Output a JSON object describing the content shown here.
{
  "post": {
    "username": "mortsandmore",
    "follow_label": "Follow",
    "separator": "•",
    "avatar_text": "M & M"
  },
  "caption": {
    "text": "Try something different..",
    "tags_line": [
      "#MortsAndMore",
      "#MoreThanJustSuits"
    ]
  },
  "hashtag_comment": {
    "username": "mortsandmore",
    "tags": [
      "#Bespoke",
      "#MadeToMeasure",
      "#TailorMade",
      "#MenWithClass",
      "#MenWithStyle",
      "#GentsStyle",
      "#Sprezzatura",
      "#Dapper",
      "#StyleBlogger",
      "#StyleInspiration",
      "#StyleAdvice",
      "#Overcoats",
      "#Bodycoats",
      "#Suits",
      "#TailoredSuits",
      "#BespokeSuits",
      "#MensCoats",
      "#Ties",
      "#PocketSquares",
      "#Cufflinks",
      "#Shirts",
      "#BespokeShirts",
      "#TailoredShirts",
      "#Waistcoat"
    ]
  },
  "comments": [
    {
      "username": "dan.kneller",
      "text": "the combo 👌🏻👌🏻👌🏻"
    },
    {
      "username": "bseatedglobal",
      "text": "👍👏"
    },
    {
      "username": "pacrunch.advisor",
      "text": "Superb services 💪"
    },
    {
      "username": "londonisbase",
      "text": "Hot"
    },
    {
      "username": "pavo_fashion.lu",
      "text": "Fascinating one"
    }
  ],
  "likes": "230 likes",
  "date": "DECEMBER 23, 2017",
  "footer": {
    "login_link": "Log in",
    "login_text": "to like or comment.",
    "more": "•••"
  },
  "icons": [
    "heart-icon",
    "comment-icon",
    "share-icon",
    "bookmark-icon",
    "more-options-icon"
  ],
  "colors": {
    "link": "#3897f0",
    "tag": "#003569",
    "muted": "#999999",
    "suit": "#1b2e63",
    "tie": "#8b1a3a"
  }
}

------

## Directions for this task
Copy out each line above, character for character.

## Result of this task
Output a JSON object describing the content shown here.
{
  "post": {
    "username": "mortsandmore",
    "follow_label": "Follow",
    "separator": "•",
    "avatar_text": "M & M"
  },
  "caption": {
    "text": "Try something different..",
    "tags_line": [
      "#MortsAndMore",
      "#MoreThanJustSuits"
    ]
  },
  "hashtag_comment": {
    "username": "mortsandmore",
    "tags": [
      "#Bespoke",
      "#MadeToMeasure",
      "#TailorMade",
      "#MenWithClass",
      "#MenWithStyle",
      "#GentsStyle",
      "#Sprezzatura",
      "#Dapper",
      "#StyleBlogger",
      "#StyleInspiration",
      "#StyleAdvice",
      "#Overcoats",
      "#Bodycoats",
      "#Suits",
      "#TailoredSuits",
      "#BespokeSuits",
      "#MensCoats",
      "#Ties",
      "#PocketSquares",
      "#Cufflinks",
      "#Shirts",
      "#BespokeShirts",
      "#TailoredShirts",
      "#Waistcoat"
    ]
  },
  "comments": [
    {
      "username": "dan.kneller",
      "text": "the combo 👌🏻👌🏻👌🏻"
    },
    {
      "username": "bseatedglobal",
      "text": "👍👏"
    },
    {
      "username": "pacrunch.advisor",
      "text": "Superb services 💪"
    },
    {
      "username": "londonisbase",
      "text": "Hot"
    },
    {
      "username": "pavo_fashion.lu",
      "text": "Fascinating one"
    }
  ],
  "likes": "230 likes",
  "date": "DECEMBER 23, 2017",
  "footer": {
    "login_link": "Log in",
    "login_text": "to like or comment.",
    "more": "•••"
  },
  "icons": [
    "heart-icon",
    "comment-icon",
    "share-icon",
    "bookmark-icon",
    "more-options-icon"
  ],
  "colors": {
    "link": "#3897f0",
    "tag": "#003569",
    "muted": "#999999",
    "suit": "#1b2e63",
    "tie": "#8b1a3a"
  }
}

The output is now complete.